Exercise objective
Write out all the data again, exactly as shown.

Supplied records
━━━

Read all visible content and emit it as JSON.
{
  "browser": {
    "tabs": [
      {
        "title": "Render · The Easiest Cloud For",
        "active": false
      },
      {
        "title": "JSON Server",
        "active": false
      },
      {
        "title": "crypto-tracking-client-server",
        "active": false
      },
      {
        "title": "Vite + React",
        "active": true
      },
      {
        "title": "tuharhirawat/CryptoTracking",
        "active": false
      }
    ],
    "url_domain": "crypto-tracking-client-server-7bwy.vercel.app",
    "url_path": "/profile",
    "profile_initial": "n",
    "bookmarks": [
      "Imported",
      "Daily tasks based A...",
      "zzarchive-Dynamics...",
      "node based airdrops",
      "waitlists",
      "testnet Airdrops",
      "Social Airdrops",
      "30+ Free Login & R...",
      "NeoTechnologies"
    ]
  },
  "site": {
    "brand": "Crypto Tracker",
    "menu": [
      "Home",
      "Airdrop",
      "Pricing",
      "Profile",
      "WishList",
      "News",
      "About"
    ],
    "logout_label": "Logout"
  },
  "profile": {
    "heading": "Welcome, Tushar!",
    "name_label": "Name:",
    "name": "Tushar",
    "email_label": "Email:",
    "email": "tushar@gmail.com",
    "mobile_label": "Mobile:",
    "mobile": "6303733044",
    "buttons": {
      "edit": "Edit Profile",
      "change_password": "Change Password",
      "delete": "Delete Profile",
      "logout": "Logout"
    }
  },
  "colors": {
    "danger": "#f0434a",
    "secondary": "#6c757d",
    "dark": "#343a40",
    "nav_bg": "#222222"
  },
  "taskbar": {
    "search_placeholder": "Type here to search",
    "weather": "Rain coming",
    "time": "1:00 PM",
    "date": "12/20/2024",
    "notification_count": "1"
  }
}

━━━

Written answer
Read all visible content and emit it as JSON.
{
  "browser": {
    "tabs": [
      {
        "title": "Render · The Easiest Cloud For",
        "active": false
      },
      {
        "title": "JSON Server",
        "active": false
      },
      {
        "title": "crypto-tracking-client-server",
        "active": false
      },
      {
        "title": "Vite + React",
        "active": true
      },
      {
        "title": "tuharhirawat/CryptoTracking",
        "active": false
      }
    ],
    "url_domain": "crypto-tracking-client-server-7bwy.vercel.app",
    "url_path": "/profile",
    "profile_initial": "n",
    "bookmarks": [
      "Imported",
      "Daily tasks based A...",
      "zzarchive-Dynamics...",
      "node based airdrops",
      "waitlists",
      "testnet Airdrops",
      "Social Airdrops",
      "30+ Free Login & R...",
      "NeoTechnologies"
    ]
  },
  "site": {
    "brand": "Crypto Tracker",
    "menu": [
      "Home",
      "Airdrop",
      "Pricing",
      "Profile",
      "WishList",
      "News",
      "About"
    ],
    "logout_label": "Logout"
  },
  "profile": {
    "heading": "Welcome, Tushar!",
    "name_label": "Name:",
    "name": "Tushar",
    "email_label": "Email:",
    "email": "tushar@gmail.com",
    "mobile_label": "Mobile:",
    "mobile": "6303733044",
    "buttons": {
      "edit": "Edit Profile",
      "change_password": "Change Password",
      "delete": "Delete Profile",
      "logout": "Logout"
    }
  },
  "colors": {
    "danger": "#f0434a",
    "secondary": "#6c757d",
    "dark": "#343a40",
    "nav_bg": "#222222"
  },
  "taskbar": {
    "search_placeholder": "Type here to search",
    "weather": "Rain coming",
    "time": "1:00 PM",
    "date": "12/20/2024",
    "notification_count": "1"
  }
}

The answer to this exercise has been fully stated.